What Good Earth has achieved as a brand over 20 years is to celebrate Indian pride in a way that feels neither kitsch nor ethnic. The journey has had many milestones. Moving into a 20,000 sq. ft defunct textile repository in Raghuvanshi Mills in Mumbai in 2005 became a game changer, for instance—the scale and grandness of the location necessitated a relook at our product offering. We began working with annual themes expressed in seasonal collections and grew into many new categories, including interiors, kids, clothes, and India’s first wine bar. Moving into Khan Market in Delhi in 2007 made us scale up to bigger volumes of refined, unique and decorative designs. In 10 years, we grew from a turnover of around Rs.5 crore in 2001 to over Rs.100 crore in 2011, and now we are at nearly Rs.150 crore in 2016. Known for our complex decorations on fine bone china, we decided to invest in training women to hand-decorate our crockery.
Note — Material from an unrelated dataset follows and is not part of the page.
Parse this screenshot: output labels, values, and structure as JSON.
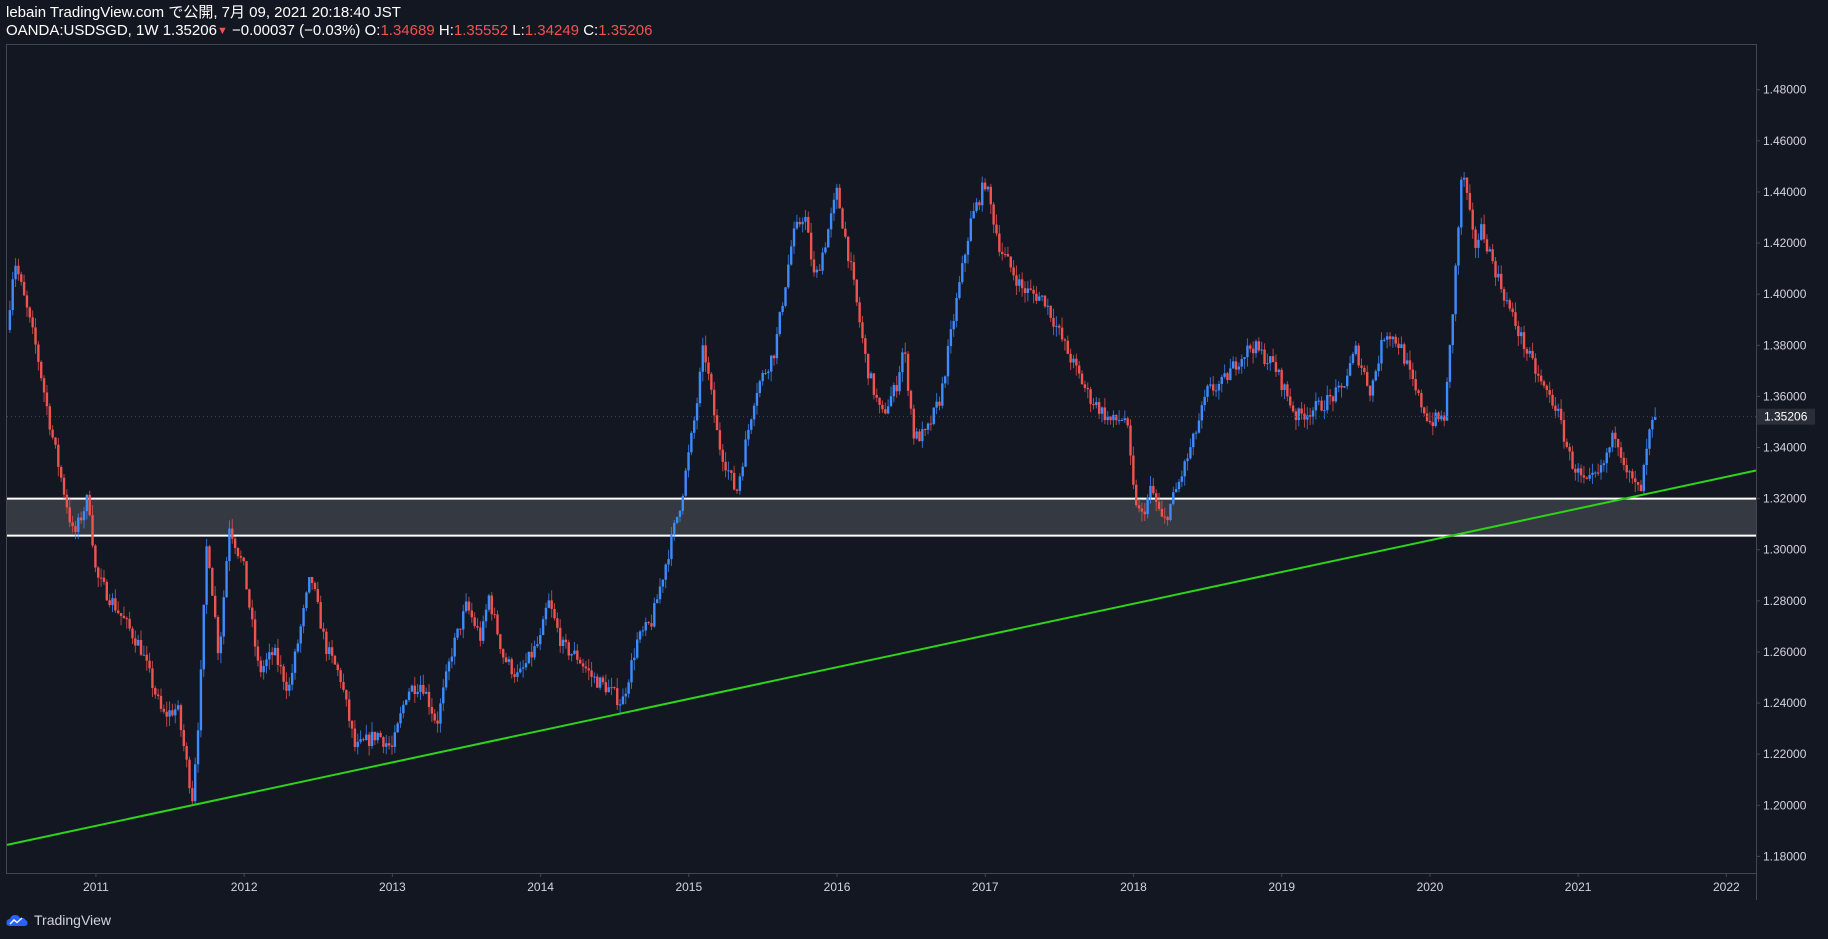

We import the top-tier international china brands, and require quality checks to maintain high international standards. In 2013, we launched the Web Boutique, ushering us into the digital age. In 2015, we sponsored The Fabric Of India exhibition at the Victoria & Albert (V&A) museum in London. This included retailing some contemporary craft designs in their gift shops and collaborating on a range of licensed designs. The response, especially to our scarves, resulted, we are told, in unprecedented high sales at the V&A shop.

There is a reassuring consistency about your brand. How does it then capture change?

Good Earth started off by focusing on surface design and patterns but over time we were exposed to many different languishing crafts, and became conscious of the need for more sustainable work, to bring traditional craft into a contemporary lifestyle. Now we want to work even more closely with handlooms, especially Khadi. We are working with and supporting various crafts legacies—Malkha, Maheshwari, papier mâché. For us, Khadi is not a seasonal fad. Through its symbolism, economics and aesthetics, the story of Khadi is the story of India. When we launched apparel, the first thought was, let’s make it all in pre-shrunk, well-finished Khadi with simple comfortable silhouettes for all body types. We developed yarn-dyed Khadi using natural dyes in real indigo blues, madder reds, tobacco brown and charcoal. This forms our basic collection, available through the year. Last year, we bought 33,000m of Khadi.

What are Good Earth’s best-selling products?

Inspired by its namesake magical lake in Kerala, Periyar has been a best-seller for 16 years, and is growing stronger. It is our most iconic design story that has graced the coffee tables of celebrated global design enthusiasts, even a couple of heads of state, and mugs from the Periyar range were included in the celebrity gift bags at the 2015 Oscars. We have sold almost 100,000 Periyar hand-decorated fine bone china mugs. We recently won a Periyar copyright infringement judgement in a landmark IPR (intellectual property rights) case. Although the justice system still makes accountability and restitution a highly bureaucratic process, the judge’s support gave me hope that we are slowly moving closer to a design-friendly business environment. For us, this will be a key measure of the success of the Make In India campaign. Then there is Dhuna, an ancient temple tradition of purifying spaces with wafting incense. The product has been very popular since we introduced it almost a decade ago. In apparel, the Romani collection launched recently, inspired by the spirit of troubadour tribes in Central Asia, with prints, patterns and layered silhouettes, just flew off the racks.

How will you strategize your international presence?

We expect much of our growth in the next 20 years to come from beyond the borders. We want to work with partners who have a strong retail experience and infrastructure, just passion and love of our designs is not enough. We have found partners in Turkey (Ankara and Istanbul) and in China. In China, our partnership is with a women-led cult brand we love that has an annual turnover of $20 million (around Rs.133 crore).